I have mentioned my four-year-old boy before. Full of life. Full of imagination. He is often found dressed as a superhero. Sometimes it’s a costume taken from the Halloween box. Other times he doesn’t have the outfit and needs to be more creative to become the character of choice. Whether it’s putting his Incredibles underwear over his head for a mask, or his little sister’s nighttime pull-ups around his arms for muscles, his mind is always working…and it’s fun to see. Teenage Mutant Ninja Turtles. Superman. Buzz Light Year. Hulk. Captain America. Iron Man. Popeye. And the list goes on. He’s been them all, or at least I thought he had.
One day last week when I came home from work, I found him wearing a black cape. He was holding a magic wand that I had recently carved for him out of a branch from an Aspen tree. I recognized who he was immediately. He sported a lightning bolt scar on his forehead and round-rimmed glasses. Harry Potter was in the house. But something about his glasses was different.

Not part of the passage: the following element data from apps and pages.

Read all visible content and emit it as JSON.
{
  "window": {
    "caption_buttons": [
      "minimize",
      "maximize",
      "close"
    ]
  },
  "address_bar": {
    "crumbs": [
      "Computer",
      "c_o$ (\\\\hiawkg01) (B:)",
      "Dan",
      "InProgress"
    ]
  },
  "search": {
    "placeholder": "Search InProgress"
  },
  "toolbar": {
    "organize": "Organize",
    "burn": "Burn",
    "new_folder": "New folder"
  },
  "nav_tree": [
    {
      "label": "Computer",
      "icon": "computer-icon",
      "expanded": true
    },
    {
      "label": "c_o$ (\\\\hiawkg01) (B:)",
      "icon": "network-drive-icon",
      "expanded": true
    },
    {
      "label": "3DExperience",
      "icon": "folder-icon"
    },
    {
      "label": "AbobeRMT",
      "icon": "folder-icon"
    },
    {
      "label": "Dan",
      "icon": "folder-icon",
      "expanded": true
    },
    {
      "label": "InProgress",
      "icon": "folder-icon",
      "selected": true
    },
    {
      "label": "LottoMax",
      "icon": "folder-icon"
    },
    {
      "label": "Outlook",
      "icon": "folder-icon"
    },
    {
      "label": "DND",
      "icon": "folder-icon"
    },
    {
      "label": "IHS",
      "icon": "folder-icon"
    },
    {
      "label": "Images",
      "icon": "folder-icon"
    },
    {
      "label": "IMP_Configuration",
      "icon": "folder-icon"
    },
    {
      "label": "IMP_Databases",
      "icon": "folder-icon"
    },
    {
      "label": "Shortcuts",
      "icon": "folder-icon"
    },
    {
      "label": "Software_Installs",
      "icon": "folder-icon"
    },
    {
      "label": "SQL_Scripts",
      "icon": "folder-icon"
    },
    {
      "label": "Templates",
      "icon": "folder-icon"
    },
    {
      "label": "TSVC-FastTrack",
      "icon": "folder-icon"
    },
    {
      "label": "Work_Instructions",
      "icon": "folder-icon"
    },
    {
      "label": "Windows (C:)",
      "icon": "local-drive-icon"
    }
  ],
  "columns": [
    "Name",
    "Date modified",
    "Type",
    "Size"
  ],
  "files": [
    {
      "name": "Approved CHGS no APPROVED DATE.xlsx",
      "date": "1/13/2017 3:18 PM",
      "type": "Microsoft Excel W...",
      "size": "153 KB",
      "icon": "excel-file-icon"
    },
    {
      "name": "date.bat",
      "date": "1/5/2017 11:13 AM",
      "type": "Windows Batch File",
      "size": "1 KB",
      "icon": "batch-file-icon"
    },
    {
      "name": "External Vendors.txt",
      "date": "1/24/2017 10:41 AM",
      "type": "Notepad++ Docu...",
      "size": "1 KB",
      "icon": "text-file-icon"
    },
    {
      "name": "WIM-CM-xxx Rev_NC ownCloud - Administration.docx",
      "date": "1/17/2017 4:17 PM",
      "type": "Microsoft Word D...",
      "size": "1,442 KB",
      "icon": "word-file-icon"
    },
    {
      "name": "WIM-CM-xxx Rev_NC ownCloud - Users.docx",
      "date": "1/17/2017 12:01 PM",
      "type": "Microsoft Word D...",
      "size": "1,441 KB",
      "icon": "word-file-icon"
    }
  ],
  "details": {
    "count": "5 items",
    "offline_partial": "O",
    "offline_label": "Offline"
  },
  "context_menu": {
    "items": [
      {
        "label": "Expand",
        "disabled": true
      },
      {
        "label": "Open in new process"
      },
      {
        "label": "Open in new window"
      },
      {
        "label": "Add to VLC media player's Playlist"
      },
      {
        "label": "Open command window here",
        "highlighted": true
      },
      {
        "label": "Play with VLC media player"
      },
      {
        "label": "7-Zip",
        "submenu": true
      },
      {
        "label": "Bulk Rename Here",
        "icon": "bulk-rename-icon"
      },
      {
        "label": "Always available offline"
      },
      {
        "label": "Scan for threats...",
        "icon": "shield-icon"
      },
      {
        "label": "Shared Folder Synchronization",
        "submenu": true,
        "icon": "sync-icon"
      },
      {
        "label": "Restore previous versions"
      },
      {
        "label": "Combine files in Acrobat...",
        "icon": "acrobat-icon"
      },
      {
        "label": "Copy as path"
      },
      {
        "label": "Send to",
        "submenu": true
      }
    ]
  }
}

Only minutes earlier he had been digging through the costume box, looking for the round glasses that were so vitally important for his Harry Potter costume. He wouldn’t settle for being Malfoy or Ron or anyone else. He wanted to be Harry Potter. But he had no glasses.
And then…he had an idea. It included a black Crayola marker. He asked his older brother to draw glasses around his eyes, complete with a bridge over his nose and the arms running toward his ears. And it was perfect.
Many parents would frown on their kids drawing on each other. I was amused. And proud. To hear how he problem-solved when he had no Harry Potter glasses was awesome. It made me smile because I realized that he was developing his imagination. He is learning how to think. He is learning that there are more ways than one to skin a cat. He is learning how to explore inside his mind. He is learning to be flexible. He is learning what it’s like to be open to possibilities.
When I wrote Calvin Sparks I relied heavily on my imagination. I had to strengthen the discipline of diving deep into my mind. I had to break through the chains of constriction and tap into those hidden rays of possibility. And then…I stayed open…and explored…and allowed those crazy ideas to evolve. The ideas were always there, I just needed to go through the process of discovering them. And for me–and for you–it never ends. Ideas are waiting to be uncovered.
Do you let your ideas evolve? Are you set on one “right” answer? If you can’t find the glasses, do you give up? Are you open to other possibilities? No matter what your walk of life may be, you will benefit from developing your imagination.
So let it flow. Develop those ideas. Explore your mind. Learn how to think differently. And keep working at it. Who knows? Maybe one day you’ll find yourself using a marker to color a mask on your kids’ faces–which I’m convinced is not necessarily a bad thing.
Rusty Anderson is the author of Calvin Sparks and the Crossing to Cambria.